**Your goal**
Look through the records, and whenever a line includes the word "超话粉丝大咖", copy it.

**Interface dataset entries**
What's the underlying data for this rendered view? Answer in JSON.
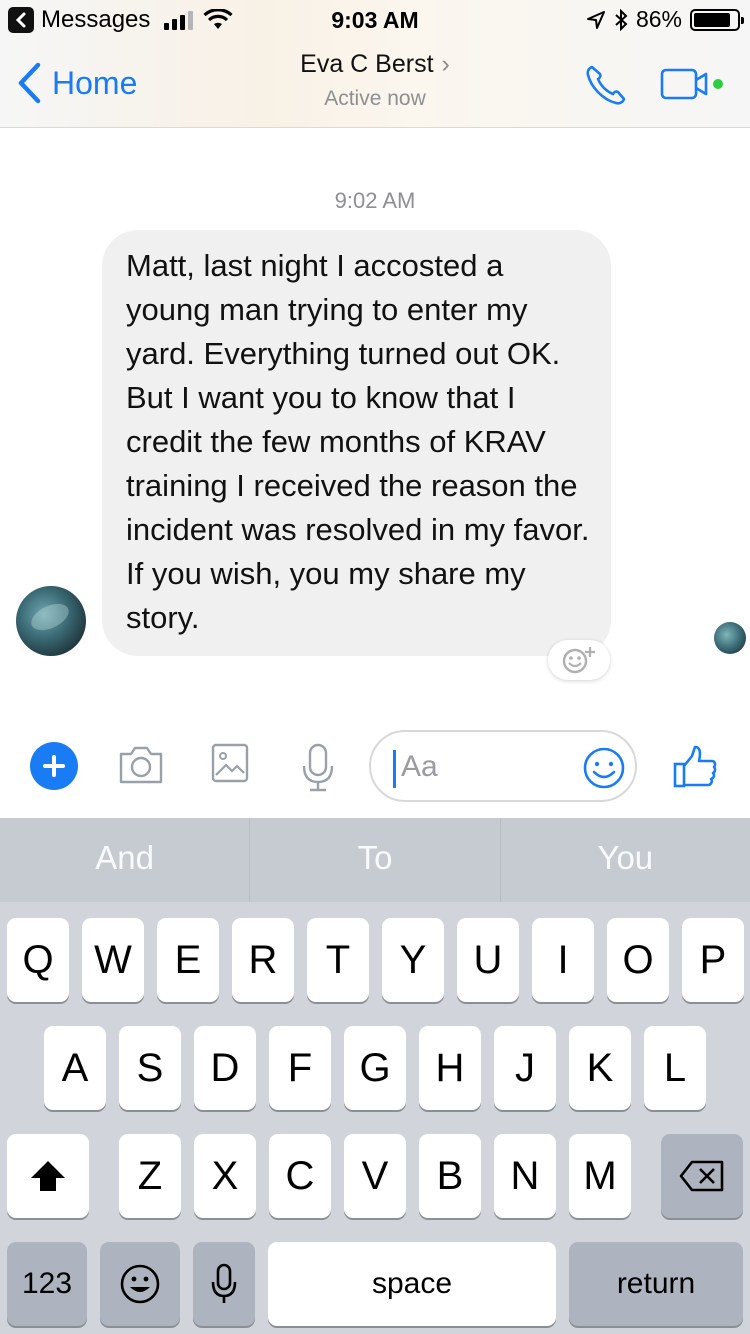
{
  "status_bar": {
    "back_app": "Messages",
    "time": "9:03 AM",
    "battery": "86%",
    "battery_level": 0.86
  },
  "nav": {
    "back_label": "Home",
    "contact_name": "Eva C Berst",
    "chevron": "›",
    "presence": "Active now"
  },
  "conversation": {
    "timestamp": "9:02 AM",
    "message": "Matt, last night I accosted a young man trying to enter my yard. Everything turned out OK. But I want you to know that I credit the few months of KRAV training I received the reason the incident was resolved in my favor. If you wish, you my share my story."
  },
  "composer": {
    "placeholder": "Aa"
  },
  "keyboard": {
    "suggestions": [
      "And",
      "To",
      "You"
    ],
    "row1": [
      "Q",
      "W",
      "E",
      "R",
      "T",
      "Y",
      "U",
      "I",
      "O",
      "P"
    ],
    "row2": [
      "A",
      "S",
      "D",
      "F",
      "G",
      "H",
      "J",
      "K",
      "L"
    ],
    "row3": [
      "Z",
      "X",
      "C",
      "V",
      "B",
      "N",
      "M"
    ],
    "numbers_key": "123",
    "space_key": "space",
    "return_key": "return"
  },
  "colors": {
    "accent": "#1a7cf5",
    "bubble": "#f1f0f0",
    "keyboard_bg": "#d1d5db"
  }
}
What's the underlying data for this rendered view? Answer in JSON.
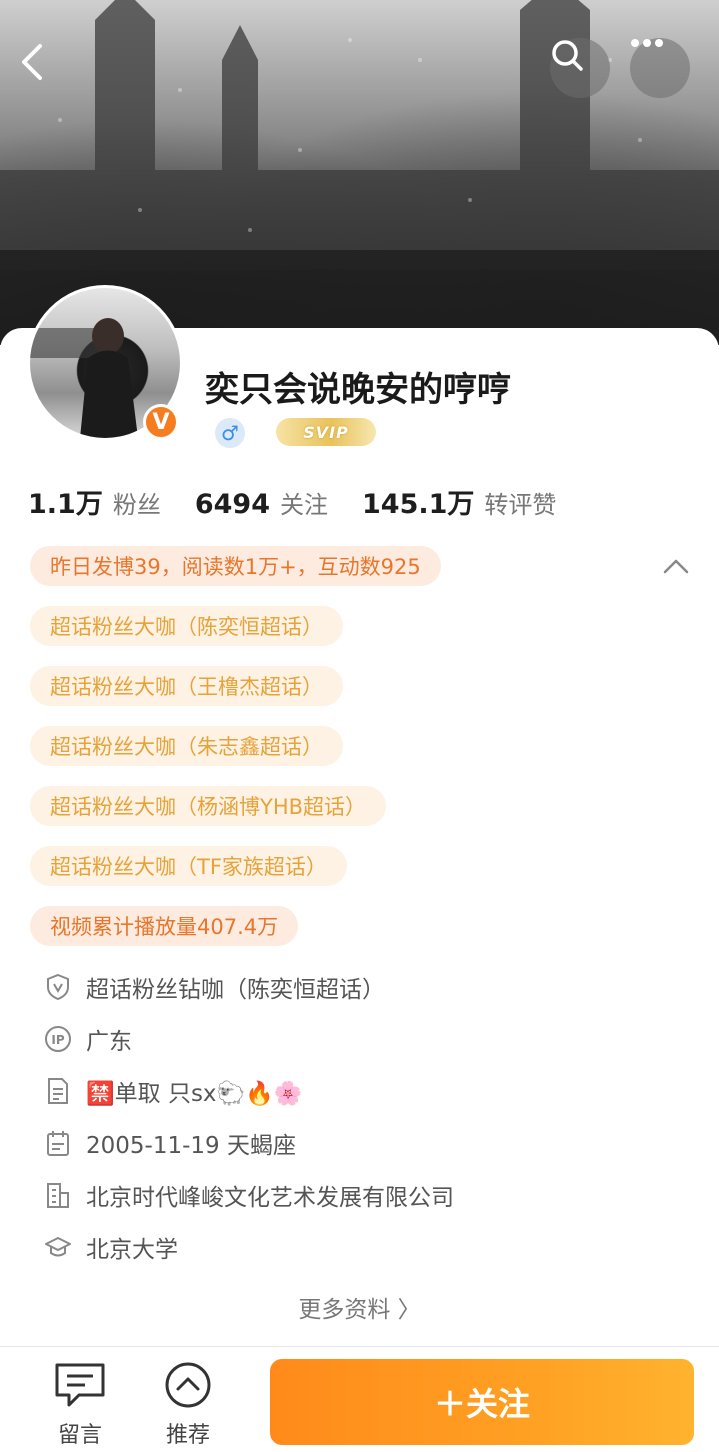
{
  "profile": {
    "username": "奕只会说晚安的哼哼",
    "gender_symbol": "♂",
    "svip_label": "SVIP",
    "verified_badge": "V"
  },
  "stats": [
    {
      "value": "1.1万",
      "label": "粉丝"
    },
    {
      "value": "6494",
      "label": "关注"
    },
    {
      "value": "145.1万",
      "label": "转评赞"
    }
  ],
  "highlight": "昨日发博39，阅读数1万+，互动数925",
  "badges": [
    "超话粉丝大咖（陈奕恒超话）",
    "超话粉丝大咖（王橹杰超话）",
    "超话粉丝大咖（朱志鑫超话）",
    "超话粉丝大咖（杨涵博YHB超话）",
    "超话粉丝大咖（TF家族超话）"
  ],
  "video_play": "视频累计播放量407.4万",
  "info": {
    "super_fan": "超话粉丝钻咖（陈奕恒超话）",
    "ip_location": "广东",
    "bio": "🈲单取 只sx🐑🔥🌸",
    "birthday": "2005-11-19 天蝎座",
    "company": "北京时代峰峻文化艺术发展有限公司",
    "school": "北京大学"
  },
  "more_info": "更多资料 〉",
  "bottom_bar": {
    "message_label": "留言",
    "recommend_label": "推荐",
    "follow_label": "＋关注"
  },
  "colors": {
    "accent_orange": "#ff8a1a",
    "badge_gold": "#e6a33a",
    "pill_bg": "#fdf2e4",
    "gender_blue": "#3a8ee6"
  }
}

**Exercise result**
    "超话粉丝大咖（陈奕恒超话）",
    "超话粉丝大咖（王橹杰超话）",
    "超话粉丝大咖（朱志鑫超话）",
    "超话粉丝大咖（杨涵博YHB超话）",
    "超话粉丝大咖（TF家族超话）"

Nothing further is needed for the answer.